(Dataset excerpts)
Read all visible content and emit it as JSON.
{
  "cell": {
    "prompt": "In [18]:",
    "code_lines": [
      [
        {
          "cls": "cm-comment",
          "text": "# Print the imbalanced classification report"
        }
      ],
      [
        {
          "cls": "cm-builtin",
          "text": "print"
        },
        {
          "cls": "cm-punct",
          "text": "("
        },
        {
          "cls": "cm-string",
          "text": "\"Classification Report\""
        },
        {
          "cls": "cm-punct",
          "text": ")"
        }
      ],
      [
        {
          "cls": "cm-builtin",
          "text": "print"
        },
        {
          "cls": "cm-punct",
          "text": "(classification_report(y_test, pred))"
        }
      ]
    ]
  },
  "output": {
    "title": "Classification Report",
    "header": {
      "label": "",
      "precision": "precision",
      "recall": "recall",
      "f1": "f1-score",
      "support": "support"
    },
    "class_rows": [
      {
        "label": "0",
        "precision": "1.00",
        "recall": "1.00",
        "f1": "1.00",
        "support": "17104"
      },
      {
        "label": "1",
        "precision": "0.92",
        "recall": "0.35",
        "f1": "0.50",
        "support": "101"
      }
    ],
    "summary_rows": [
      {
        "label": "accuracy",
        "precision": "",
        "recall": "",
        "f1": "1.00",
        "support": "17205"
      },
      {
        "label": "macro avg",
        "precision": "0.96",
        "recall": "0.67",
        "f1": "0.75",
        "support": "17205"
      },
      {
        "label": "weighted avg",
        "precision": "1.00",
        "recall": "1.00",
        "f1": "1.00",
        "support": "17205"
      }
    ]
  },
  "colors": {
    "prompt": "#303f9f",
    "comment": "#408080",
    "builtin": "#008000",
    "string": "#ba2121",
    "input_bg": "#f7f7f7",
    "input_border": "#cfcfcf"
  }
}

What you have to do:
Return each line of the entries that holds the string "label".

Solution to this exercise:
      "label": "",
        "label": "0",
        "label": "1",
        "label": "accuracy",
        "label": "macro avg",
        "label": "weighted avg",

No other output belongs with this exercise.